• _Problem details_: When a line of the material has the word "icon" in it, copy that line.

• _Provided entries_:

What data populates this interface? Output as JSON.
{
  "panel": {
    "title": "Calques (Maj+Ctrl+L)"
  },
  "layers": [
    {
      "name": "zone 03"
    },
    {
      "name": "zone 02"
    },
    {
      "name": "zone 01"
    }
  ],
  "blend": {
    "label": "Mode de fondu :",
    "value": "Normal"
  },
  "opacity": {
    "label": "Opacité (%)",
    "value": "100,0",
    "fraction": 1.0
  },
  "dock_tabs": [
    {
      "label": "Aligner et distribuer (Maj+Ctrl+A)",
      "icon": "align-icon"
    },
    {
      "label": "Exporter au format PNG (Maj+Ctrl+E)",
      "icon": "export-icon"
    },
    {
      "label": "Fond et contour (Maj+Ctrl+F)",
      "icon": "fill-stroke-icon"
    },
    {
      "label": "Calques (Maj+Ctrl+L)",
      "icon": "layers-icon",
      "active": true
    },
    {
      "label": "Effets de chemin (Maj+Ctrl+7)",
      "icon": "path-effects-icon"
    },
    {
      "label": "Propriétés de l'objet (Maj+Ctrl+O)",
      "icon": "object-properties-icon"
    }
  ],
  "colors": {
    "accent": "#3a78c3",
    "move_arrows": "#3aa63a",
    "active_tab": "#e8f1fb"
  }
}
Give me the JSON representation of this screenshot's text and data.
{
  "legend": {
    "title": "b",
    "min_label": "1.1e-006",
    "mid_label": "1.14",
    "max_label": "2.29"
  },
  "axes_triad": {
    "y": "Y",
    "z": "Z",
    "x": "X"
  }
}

• _Response to the task_:
      "icon": "align-icon"
      "icon": "export-icon"
      "icon": "fill-stroke-icon"
      "icon": "layers-icon",
      "icon": "path-effects-icon"
      "icon": "object-properties-icon"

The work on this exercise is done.